If I gently hit the ball with a moderate amount of brushing to impart a spiral spin, I can clearly see that the ball has a strong component of spiral spin from the onset. The axis of rotation is clearly not perpendicular to the flight of the ball in this case. For those of you still following along -- the axis of rotation of a spinning ball is perpendicular to the direction of its spin. For example, the spin for a pure topspin ball is in the direction of the flight of the ball. However, its axis of rotation is perpendicular to the flight. The same is true for underspin and both flavors of vertical-axis spin (sidespin). OTOH, just the opposite is true for both flavors of spiralspin -- spin is perpendicular to the flight but the axis of rotation is in the same direction as the flight of the ball.
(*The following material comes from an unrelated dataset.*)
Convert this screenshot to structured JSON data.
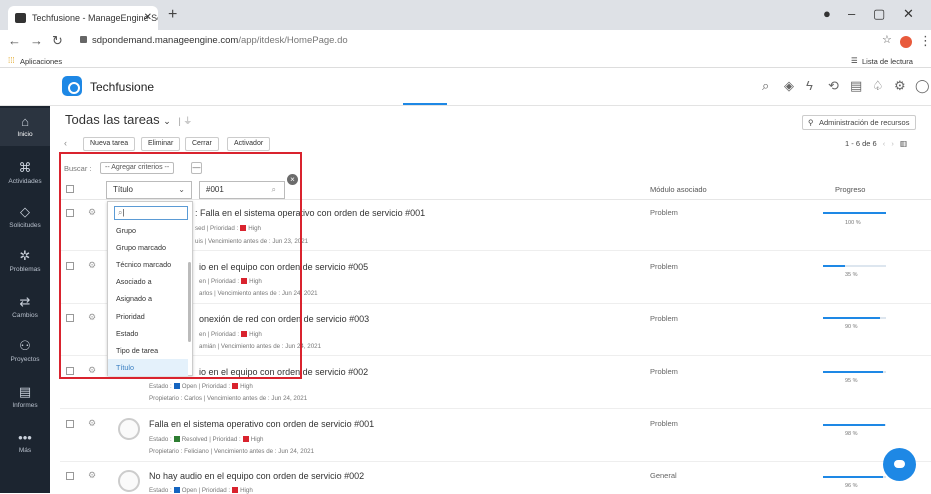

While spiralspin spin was very evident at the onset (coming off the strings) in my experiment, its effect is not manifested until the bounce. Spiral spin is not caused by the bounce -- it is already present and affects the bounce. Gravity is not magically producing spiralspin either -- the spin happens as a direct and immediate effect of the brushing motion.